The answer must be every line of the records in which the string "true" appears.

- _RECORDS PROVIDED_
"""

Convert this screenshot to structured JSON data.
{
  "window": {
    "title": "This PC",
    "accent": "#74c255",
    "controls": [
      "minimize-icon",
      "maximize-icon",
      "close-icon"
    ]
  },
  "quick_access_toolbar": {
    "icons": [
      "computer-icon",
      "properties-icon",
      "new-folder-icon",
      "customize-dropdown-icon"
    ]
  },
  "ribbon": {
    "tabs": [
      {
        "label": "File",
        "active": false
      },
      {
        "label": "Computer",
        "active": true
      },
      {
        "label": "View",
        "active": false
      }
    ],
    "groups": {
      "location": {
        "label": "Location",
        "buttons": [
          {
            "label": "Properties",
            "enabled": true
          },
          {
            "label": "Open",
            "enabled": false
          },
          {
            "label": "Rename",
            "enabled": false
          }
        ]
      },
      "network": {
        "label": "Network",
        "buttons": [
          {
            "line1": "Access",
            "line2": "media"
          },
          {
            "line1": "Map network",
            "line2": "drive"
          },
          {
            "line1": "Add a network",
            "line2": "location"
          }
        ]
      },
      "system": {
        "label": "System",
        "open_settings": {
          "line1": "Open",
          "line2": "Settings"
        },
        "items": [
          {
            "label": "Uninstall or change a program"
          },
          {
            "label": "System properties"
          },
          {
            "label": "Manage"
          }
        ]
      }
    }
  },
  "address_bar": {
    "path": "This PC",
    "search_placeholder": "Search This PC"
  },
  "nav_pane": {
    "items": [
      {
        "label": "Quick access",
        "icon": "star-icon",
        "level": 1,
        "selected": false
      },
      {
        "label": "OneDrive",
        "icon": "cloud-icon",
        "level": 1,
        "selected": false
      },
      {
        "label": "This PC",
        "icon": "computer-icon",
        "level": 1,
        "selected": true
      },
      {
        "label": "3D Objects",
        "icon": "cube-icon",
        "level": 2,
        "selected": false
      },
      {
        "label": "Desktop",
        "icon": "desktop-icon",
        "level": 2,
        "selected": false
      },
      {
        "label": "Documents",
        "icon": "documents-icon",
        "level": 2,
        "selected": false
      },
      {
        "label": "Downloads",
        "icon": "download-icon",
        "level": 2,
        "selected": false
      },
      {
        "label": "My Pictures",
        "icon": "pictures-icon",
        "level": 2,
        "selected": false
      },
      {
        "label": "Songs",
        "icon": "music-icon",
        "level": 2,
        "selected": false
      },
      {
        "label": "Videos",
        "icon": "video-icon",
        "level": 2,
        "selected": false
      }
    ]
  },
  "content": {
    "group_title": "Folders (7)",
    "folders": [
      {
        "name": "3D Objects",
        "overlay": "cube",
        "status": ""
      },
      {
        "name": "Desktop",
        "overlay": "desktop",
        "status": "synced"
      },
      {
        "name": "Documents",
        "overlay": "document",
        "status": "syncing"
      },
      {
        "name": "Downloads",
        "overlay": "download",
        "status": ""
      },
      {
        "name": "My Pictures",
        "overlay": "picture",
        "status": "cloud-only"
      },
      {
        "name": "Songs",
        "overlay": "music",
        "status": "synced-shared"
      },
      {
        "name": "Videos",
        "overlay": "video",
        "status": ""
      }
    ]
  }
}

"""

- _ANSWER TO THIS TASK_
        "active": true
            "enabled": true
        "selected": true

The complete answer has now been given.